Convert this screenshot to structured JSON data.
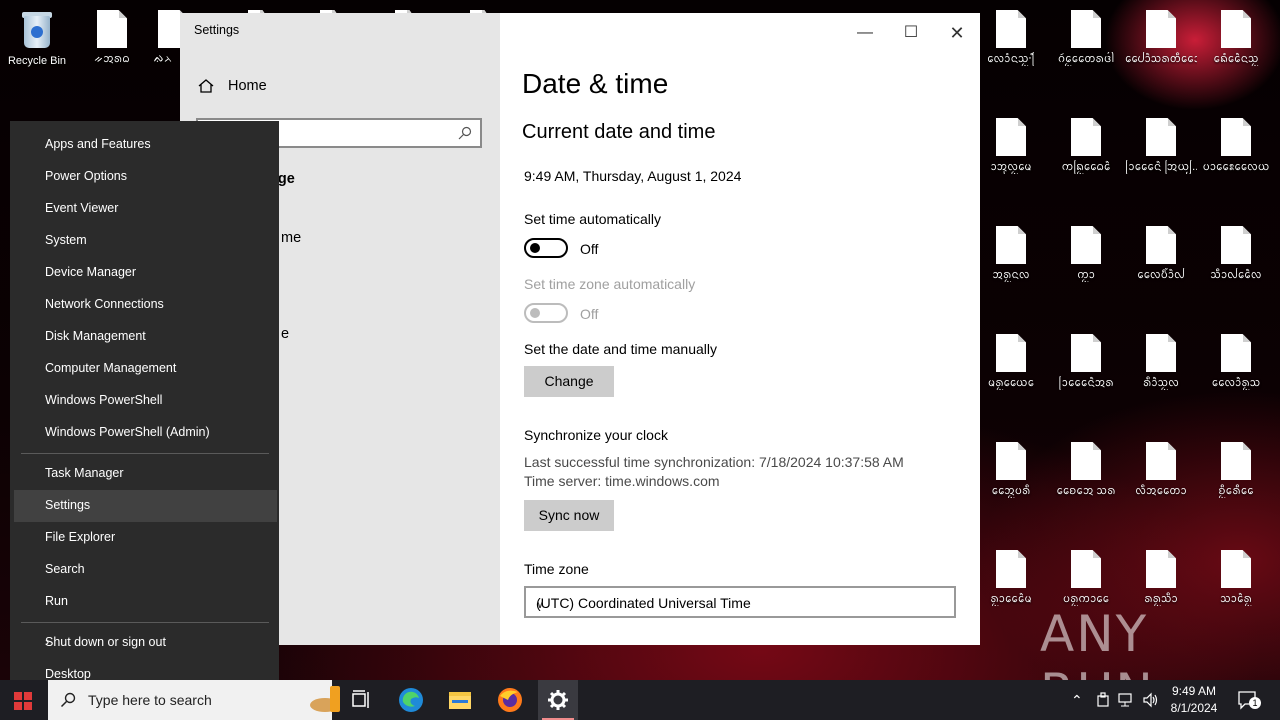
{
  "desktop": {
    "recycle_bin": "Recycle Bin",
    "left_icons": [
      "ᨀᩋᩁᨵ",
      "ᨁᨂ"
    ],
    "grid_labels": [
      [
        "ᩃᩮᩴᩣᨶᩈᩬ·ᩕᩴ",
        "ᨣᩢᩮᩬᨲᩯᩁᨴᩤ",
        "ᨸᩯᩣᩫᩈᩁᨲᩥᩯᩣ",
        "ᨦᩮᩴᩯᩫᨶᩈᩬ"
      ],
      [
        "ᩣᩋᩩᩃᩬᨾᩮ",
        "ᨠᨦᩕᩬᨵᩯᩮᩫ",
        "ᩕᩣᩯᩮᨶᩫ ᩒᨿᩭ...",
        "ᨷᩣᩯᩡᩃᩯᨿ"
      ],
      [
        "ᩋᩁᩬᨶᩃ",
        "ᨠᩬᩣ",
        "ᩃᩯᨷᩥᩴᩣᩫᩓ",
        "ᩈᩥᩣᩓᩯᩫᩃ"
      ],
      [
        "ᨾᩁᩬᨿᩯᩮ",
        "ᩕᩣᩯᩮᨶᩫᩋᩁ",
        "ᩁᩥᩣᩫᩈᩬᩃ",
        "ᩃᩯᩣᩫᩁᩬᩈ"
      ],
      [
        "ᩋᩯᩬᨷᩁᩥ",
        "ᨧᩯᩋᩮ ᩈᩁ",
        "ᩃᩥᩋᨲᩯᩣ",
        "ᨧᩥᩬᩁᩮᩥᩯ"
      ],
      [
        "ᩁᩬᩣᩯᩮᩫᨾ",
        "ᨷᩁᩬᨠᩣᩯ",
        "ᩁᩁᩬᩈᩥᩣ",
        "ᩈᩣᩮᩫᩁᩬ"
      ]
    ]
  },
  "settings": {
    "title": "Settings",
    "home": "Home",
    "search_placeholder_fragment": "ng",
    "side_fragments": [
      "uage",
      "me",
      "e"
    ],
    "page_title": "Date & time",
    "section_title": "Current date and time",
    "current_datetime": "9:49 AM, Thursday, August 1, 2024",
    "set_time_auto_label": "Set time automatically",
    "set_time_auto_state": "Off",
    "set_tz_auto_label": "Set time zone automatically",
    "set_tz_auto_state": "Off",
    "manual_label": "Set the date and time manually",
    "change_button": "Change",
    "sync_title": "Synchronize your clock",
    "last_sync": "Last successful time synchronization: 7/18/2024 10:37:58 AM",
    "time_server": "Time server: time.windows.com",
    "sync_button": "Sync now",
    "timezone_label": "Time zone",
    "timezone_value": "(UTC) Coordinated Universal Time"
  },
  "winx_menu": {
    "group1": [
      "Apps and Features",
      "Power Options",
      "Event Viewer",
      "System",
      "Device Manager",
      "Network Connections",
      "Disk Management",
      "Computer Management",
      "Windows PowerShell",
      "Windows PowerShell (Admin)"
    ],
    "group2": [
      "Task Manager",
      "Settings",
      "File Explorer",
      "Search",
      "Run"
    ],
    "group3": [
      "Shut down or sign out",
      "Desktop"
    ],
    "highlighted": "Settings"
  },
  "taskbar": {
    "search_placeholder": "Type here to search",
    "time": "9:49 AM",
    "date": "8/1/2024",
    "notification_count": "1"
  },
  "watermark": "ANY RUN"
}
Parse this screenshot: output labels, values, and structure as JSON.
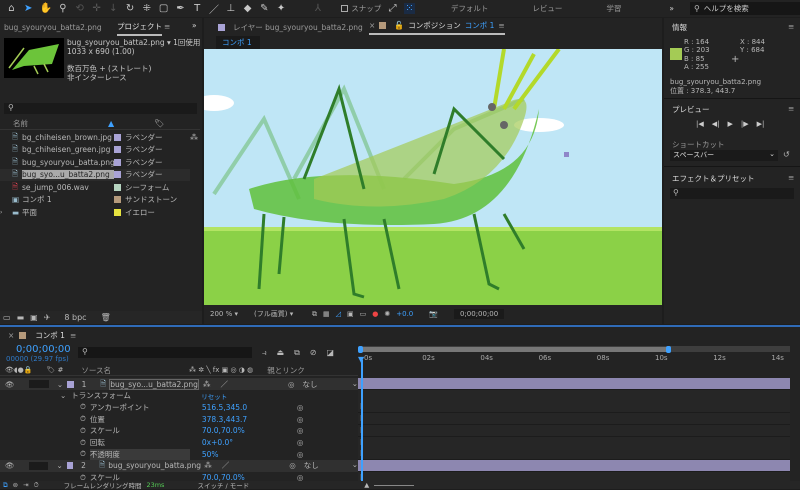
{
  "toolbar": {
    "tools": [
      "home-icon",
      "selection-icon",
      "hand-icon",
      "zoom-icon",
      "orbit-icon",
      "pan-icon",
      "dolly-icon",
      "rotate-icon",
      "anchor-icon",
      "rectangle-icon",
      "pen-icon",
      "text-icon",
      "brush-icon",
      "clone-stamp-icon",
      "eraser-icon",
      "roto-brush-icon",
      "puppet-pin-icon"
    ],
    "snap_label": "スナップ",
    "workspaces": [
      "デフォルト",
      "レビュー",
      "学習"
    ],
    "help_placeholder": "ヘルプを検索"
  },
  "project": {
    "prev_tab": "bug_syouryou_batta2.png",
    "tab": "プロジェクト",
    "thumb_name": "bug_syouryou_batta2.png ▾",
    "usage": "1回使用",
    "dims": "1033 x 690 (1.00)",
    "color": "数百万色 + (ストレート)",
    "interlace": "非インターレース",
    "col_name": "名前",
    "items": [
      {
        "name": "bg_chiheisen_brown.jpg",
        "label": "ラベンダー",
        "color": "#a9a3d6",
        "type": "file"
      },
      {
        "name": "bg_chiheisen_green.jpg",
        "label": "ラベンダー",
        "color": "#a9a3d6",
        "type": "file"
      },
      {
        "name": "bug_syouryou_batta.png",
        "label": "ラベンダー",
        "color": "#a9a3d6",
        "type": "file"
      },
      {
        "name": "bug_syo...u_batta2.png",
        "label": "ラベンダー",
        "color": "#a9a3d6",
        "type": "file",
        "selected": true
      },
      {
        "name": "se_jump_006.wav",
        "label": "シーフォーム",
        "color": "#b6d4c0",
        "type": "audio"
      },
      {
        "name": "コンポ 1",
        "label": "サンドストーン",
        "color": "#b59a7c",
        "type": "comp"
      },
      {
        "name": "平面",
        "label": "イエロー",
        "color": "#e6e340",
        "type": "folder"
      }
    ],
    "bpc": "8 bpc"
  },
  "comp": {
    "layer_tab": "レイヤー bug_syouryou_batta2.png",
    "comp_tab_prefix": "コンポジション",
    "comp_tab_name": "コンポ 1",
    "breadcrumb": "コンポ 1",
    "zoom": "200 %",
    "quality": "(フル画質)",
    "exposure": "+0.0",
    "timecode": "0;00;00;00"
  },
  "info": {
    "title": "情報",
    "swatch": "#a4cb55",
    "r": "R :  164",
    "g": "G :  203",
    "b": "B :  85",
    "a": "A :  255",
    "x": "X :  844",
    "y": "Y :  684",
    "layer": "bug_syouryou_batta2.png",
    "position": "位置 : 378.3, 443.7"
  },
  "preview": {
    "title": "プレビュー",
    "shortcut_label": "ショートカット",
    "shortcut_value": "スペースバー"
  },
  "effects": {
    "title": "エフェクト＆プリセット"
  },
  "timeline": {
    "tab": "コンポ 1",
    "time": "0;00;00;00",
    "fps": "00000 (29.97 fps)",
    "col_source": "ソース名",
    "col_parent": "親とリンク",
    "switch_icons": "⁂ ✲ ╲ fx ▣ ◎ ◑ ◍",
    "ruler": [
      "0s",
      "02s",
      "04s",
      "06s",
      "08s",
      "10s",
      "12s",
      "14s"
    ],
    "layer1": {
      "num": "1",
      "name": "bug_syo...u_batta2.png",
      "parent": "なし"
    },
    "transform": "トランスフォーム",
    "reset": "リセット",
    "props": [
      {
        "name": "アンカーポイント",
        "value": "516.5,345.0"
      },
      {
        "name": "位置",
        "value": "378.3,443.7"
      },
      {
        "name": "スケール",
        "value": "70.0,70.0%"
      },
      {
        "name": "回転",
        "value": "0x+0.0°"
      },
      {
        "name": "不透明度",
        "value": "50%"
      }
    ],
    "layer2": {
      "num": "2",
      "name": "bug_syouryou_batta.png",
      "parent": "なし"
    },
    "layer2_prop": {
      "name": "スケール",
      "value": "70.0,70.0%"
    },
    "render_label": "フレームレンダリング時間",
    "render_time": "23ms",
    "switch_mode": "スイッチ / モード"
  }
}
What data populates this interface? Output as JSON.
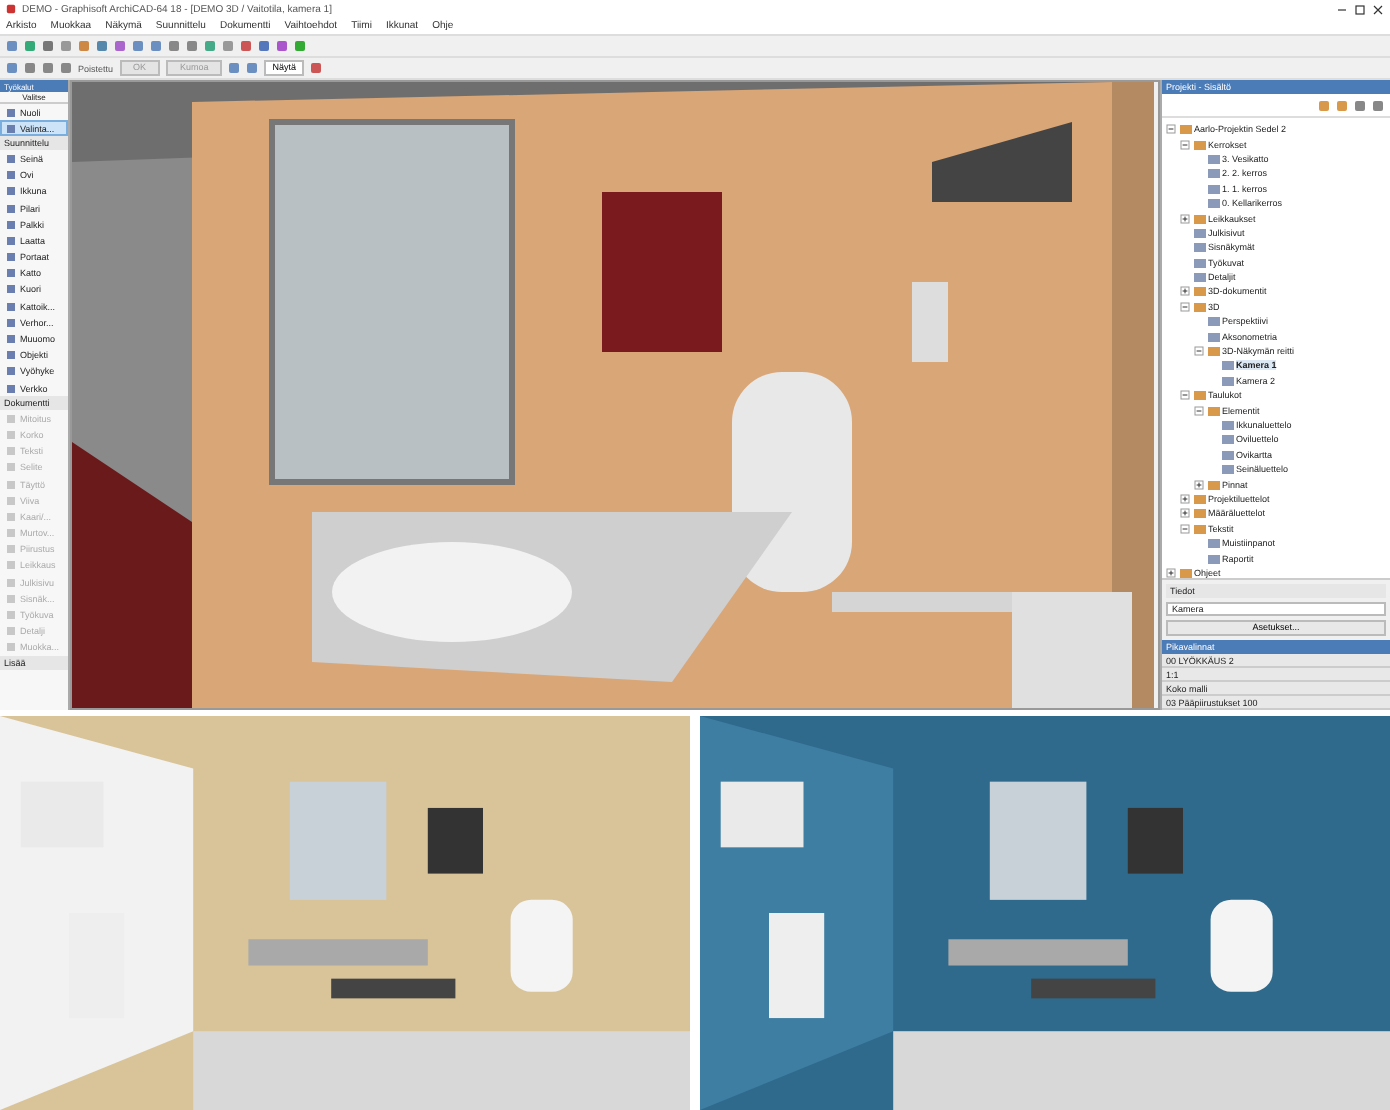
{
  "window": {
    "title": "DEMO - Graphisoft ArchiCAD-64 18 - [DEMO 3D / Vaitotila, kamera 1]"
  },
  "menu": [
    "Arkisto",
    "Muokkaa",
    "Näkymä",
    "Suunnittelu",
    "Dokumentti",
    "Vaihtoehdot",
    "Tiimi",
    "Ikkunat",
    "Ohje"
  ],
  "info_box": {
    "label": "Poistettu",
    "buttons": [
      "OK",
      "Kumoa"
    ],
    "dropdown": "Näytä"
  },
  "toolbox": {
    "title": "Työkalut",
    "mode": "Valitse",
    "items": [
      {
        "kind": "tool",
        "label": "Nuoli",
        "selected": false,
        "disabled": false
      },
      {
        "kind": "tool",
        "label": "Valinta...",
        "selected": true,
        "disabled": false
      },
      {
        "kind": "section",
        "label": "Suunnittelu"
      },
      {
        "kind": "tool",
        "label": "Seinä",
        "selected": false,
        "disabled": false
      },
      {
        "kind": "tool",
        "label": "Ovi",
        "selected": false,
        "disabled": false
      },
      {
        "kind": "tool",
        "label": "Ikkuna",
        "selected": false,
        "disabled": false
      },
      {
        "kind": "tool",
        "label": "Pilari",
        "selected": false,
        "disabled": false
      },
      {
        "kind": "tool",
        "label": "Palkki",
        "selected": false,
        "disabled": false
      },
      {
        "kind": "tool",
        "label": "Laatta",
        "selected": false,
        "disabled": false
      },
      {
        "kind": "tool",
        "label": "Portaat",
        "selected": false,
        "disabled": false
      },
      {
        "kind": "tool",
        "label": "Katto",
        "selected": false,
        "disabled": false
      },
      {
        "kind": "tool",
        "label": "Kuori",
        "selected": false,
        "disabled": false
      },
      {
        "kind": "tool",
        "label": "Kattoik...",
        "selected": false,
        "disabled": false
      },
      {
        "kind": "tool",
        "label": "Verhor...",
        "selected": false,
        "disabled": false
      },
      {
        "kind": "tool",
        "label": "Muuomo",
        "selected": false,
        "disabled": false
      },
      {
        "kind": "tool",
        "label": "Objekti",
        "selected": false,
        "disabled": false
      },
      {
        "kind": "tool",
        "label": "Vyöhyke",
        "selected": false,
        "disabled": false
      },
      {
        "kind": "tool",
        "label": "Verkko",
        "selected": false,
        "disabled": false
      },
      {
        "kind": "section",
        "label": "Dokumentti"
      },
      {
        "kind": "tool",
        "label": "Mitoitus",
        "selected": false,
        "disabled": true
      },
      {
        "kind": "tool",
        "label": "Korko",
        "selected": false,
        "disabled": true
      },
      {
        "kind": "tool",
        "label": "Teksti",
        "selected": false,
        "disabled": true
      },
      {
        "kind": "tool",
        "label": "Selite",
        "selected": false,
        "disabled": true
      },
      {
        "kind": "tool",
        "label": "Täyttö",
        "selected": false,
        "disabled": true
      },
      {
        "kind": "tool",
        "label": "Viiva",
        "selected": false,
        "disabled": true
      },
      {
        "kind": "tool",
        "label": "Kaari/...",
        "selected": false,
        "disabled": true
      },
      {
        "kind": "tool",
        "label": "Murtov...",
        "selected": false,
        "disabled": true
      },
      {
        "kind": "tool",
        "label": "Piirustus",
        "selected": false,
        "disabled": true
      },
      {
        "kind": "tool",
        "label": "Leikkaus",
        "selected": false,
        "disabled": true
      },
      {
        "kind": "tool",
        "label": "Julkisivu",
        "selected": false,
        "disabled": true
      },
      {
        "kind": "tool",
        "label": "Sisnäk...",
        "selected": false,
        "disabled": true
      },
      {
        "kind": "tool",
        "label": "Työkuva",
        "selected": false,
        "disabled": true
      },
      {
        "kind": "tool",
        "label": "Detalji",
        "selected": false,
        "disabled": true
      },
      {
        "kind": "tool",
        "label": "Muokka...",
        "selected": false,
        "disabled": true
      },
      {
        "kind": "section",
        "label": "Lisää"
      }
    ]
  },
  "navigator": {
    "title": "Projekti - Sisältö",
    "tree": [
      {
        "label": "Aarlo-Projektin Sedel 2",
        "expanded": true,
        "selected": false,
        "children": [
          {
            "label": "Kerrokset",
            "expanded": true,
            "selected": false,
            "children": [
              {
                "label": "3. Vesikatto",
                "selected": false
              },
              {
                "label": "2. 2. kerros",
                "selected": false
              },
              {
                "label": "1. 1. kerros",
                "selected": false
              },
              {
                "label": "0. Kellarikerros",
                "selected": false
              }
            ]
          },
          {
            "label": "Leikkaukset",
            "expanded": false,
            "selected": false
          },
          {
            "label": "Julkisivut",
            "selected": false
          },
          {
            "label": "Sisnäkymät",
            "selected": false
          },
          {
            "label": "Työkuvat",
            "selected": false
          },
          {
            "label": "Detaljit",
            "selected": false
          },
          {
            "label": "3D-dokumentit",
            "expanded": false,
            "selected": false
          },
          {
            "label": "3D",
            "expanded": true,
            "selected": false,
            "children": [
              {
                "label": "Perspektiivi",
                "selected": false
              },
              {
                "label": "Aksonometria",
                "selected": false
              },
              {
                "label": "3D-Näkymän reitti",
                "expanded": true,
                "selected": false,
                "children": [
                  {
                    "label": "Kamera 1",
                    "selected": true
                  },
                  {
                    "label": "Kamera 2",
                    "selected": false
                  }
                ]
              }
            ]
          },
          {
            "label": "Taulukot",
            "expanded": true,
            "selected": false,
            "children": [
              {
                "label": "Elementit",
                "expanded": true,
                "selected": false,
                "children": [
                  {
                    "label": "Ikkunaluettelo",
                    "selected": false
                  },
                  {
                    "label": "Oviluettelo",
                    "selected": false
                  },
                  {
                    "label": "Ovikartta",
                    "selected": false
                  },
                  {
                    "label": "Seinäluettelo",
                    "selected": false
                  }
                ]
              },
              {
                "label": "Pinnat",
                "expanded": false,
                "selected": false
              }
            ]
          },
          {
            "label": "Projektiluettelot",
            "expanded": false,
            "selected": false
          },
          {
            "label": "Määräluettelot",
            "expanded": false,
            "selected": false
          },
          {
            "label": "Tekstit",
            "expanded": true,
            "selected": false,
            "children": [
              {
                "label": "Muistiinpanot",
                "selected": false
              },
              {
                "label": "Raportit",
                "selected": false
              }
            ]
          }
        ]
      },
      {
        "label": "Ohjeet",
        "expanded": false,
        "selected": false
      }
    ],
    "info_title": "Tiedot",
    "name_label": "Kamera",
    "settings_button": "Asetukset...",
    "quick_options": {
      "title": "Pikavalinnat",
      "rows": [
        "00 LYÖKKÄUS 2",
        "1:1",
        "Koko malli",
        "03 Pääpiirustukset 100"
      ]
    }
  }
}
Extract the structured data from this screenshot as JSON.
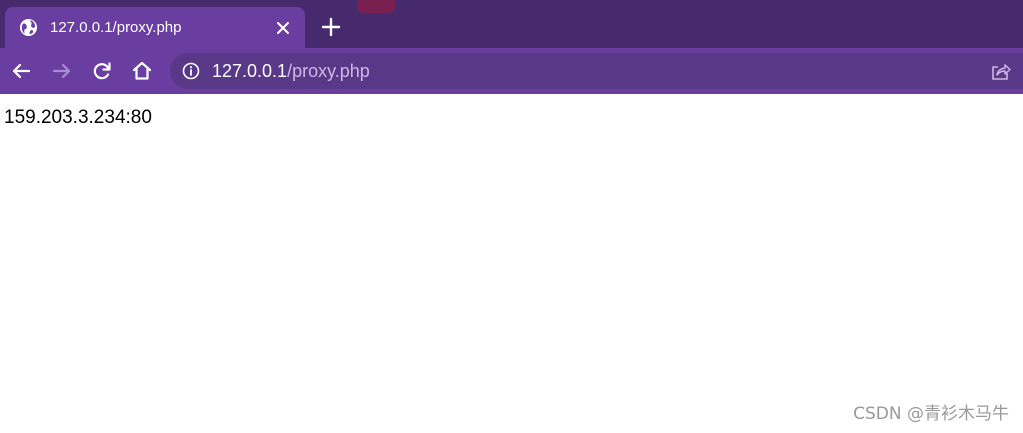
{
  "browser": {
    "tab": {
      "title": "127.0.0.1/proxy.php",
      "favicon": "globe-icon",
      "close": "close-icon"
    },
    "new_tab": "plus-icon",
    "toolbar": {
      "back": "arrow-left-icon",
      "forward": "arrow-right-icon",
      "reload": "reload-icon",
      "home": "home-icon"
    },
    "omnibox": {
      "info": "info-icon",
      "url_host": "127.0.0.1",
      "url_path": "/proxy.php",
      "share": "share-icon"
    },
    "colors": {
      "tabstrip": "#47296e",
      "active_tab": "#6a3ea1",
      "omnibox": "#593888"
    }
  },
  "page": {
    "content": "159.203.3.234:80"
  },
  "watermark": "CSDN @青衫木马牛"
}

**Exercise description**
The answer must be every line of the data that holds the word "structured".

**Output for this task**
Convert this screenshot to structured JSON data.
Extract the structured data from this screenshot as JSON.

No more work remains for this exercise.